A single-basin sink has one large bowl without any dividers. These sinks are better suited for smaller kitchen counter spaces since their close cousins – double-basin sinks – typically have a larger footprint.
Single-basin kitchen sinks can accommodate large loads of dishes or pots and pans. Keep in mind that you will not be able to separate dishwater from rinse water (but you can add a drainboard as an accessory). If you are a clean-as-you-go chef, a single-basin sink might be the perfect match for you.
Double Basin Sinks
A double-basin sink is a great choice for those that like to separate dirty and clean dishware. You also can stack dirty prep dishware on one side, while leaving the other side open for rinse water or hand-washing.
Another benefit: you can leave the garbage disposal available for use on the open side. Double-basin sinks are usually configured equally. Each side is usually the same size (50/50) – but you can get them in 60/40 and other configurations if you choose.
Kitchen Island Sinks
There are so many benefits to placing your main kitchen sink in the island, rather than in nearby countertops. Island space is usually wide open and uncluttered, giving you ample space for cooking and cleaning. It also frees up space on adjacent countertops.
Redesigning your kitchen to move the main sink to an island is a costly proposition, however, and could be impossible if your home is built on a concrete slab where the plumbing is already set. However, if you have a wood subfloor, a plumbing contractor can likely accommodate this kitchen design change.
If you are considering this option, you have a free range of styles and materials choices for your kitchen island sink. Alternatively, you could add a smaller washing and rinsing sink in the island that complements your primary sink.
Kitchen Sink Accessories to Consider
Materials, basin size, and style are the primary considerations when shopping for a new kitchen sink.
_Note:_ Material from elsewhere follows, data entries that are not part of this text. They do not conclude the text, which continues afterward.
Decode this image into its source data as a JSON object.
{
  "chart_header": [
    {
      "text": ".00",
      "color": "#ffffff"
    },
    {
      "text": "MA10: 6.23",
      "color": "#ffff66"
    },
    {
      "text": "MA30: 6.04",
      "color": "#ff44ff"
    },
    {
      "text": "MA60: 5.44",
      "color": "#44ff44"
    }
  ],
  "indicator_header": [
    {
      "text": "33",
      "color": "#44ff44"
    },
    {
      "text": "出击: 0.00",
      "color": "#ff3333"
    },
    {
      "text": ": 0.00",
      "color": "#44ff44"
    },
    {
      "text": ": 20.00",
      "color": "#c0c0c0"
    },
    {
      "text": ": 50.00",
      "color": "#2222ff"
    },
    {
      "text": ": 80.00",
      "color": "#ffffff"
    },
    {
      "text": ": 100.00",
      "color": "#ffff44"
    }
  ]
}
But there are other factors to consider as well. After choosing a material and style for your kitchen sink, think about what add-on accessories will make your life easier in the long run. Popular kitchen sink accessories include:
- Drainboard. These sinks, popular in Europe, include a small drainboard that allows water from hand-washed dishes to run off into the sink. It is a great idea for small kitchens.
- Apron. A central feature of farmhouse-style sinks. The apron replaces the small portion of countertop in front of the sink and extends downward several inches to prevent water from splashing on the cabinetry. This style of sink allows easy access to the basin without reaching.
- Faucets and sprayers. A pull-out sprayer hidden within the faucet body simplifies cleaning, hand-washing and other tasks.
- Garbage disposal. This accessory is a workhorse in most kitchens. New disposals can be fancy or functional depending on your budget and usage requirements.
- Sink drain position. Drain position — centered or offset — dictates your storage space underneath the sink and overall dish-washing operations. Offset drains are usually best for smaller kitchens while centered drains are more common in larger sinks. Your existing plumbing setup also will dictate drain position.
Finding a Professional Kitchen Sink Installer
Finding a trusted, licensed kitchen sink installer can be difficult. An online search is likely to turn up several dozen plumbing and remodeling contractors. Modernize can help by pairing you with licensed contractors in your area so you can get quotes from three or four installation companies you like best.
A few things to keep top of mind when researching kitchen sink installers:
- Ask for references and photos of past installations.
- Request to see their license, and check your state contractors board to ensure the license is valid.
- Ask if the installer will remove your old sink, re-route any plumbing, if necessary, and dispose of any waste materials.
- Discuss payment options.
Good plumbing contractors and kitchen sink installers will be happy to provide homeowners with the information above. Let Modernize help you find reliable, pre-vetted contractors in your area that can kick off your kitchen remodel project and set you up with a new kitchen sink that meets your budget and design preferences.